#### RECORDS SHOWN:
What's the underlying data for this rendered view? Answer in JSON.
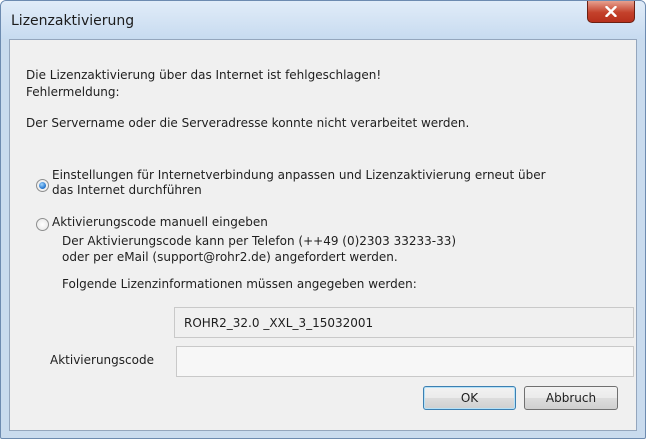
{
  "window": {
    "title": "Lizenzaktivierung",
    "close_icon": "close-icon"
  },
  "message": {
    "line1": "Die Lizenzaktivierung über das Internet ist fehlgeschlagen!",
    "line2": "Fehlermeldung:",
    "error_text": "Der Servername oder die Serveradresse konnte nicht verarbeitet werden."
  },
  "options": {
    "internet": {
      "label_line1": "Einstellungen für Internetverbindung anpassen und Lizenzaktivierung erneut über",
      "label_line2": "das Internet durchführen",
      "checked": true
    },
    "manual": {
      "label": "Aktivierungscode manuell eingeben",
      "checked": false,
      "info_line1": "Der Aktivierungscode kann per Telefon (++49 (0)2303 33233-33)",
      "info_line2": "oder per eMail  (support@rohr2.de) angefordert werden.",
      "info_line3": "Folgende Lizenzinformationen müssen angegeben werden:"
    }
  },
  "license_info": "ROHR2_32.0 _XXL_3_15032001",
  "activation_code": {
    "label": "Aktivierungscode",
    "value": ""
  },
  "buttons": {
    "ok": "OK",
    "cancel": "Abbruch"
  },
  "colors": {
    "title_bar": "#c7dbf0",
    "close_button": "#c4412b",
    "dialog_bg": "#f0f0f0"
  }
}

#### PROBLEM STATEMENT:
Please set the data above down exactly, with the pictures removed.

#### COMPLETED TASK:
What's the underlying data for this rendered view? Answer in JSON.
{
  "window": {
    "title": "Lizenzaktivierung",
    "close_icon": "close-icon"
  },
  "message": {
    "line1": "Die Lizenzaktivierung über das Internet ist fehlgeschlagen!",
    "line2": "Fehlermeldung:",
    "error_text": "Der Servername oder die Serveradresse konnte nicht verarbeitet werden."
  },
  "options": {
    "internet": {
      "label_line1": "Einstellungen für Internetverbindung anpassen und Lizenzaktivierung erneut über",
      "label_line2": "das Internet durchführen",
      "checked": true
    },
    "manual": {
      "label": "Aktivierungscode manuell eingeben",
      "checked": false,
      "info_line1": "Der Aktivierungscode kann per Telefon (++49 (0)2303 33233-33)",
      "info_line2": "oder per eMail  (support@rohr2.de) angefordert werden.",
      "info_line3": "Folgende Lizenzinformationen müssen angegeben werden:"
    }
  },
  "license_info": "ROHR2_32.0 _XXL_3_15032001",
  "activation_code": {
    "label": "Aktivierungscode",
    "value": ""
  },
  "buttons": {
    "ok": "OK",
    "cancel": "Abbruch"
  },
  "colors": {
    "title_bar": "#c7dbf0",
    "close_button": "#c4412b",
    "dialog_bg": "#f0f0f0"
  }
}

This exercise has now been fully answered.